* The task
State how many lines in the following entries hold the word "JSON". The reply is that number only.

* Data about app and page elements
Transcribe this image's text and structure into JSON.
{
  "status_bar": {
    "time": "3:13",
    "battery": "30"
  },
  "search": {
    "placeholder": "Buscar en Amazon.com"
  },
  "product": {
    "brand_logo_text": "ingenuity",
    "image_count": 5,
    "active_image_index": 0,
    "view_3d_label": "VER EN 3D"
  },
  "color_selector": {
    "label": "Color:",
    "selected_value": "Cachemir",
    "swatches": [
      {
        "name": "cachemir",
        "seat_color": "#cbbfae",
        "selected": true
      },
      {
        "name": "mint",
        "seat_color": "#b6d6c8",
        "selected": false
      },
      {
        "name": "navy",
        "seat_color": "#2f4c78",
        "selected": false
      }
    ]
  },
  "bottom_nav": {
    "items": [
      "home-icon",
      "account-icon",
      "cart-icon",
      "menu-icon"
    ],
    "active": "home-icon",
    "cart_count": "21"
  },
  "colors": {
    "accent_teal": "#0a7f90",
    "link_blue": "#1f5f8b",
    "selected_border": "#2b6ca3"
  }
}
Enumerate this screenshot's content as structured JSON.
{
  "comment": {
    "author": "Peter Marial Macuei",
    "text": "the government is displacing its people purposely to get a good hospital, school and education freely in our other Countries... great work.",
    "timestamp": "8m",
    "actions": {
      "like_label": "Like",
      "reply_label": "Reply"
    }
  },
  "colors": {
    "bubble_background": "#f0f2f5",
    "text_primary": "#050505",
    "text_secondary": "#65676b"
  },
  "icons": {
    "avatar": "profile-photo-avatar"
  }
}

* Answer to this task
2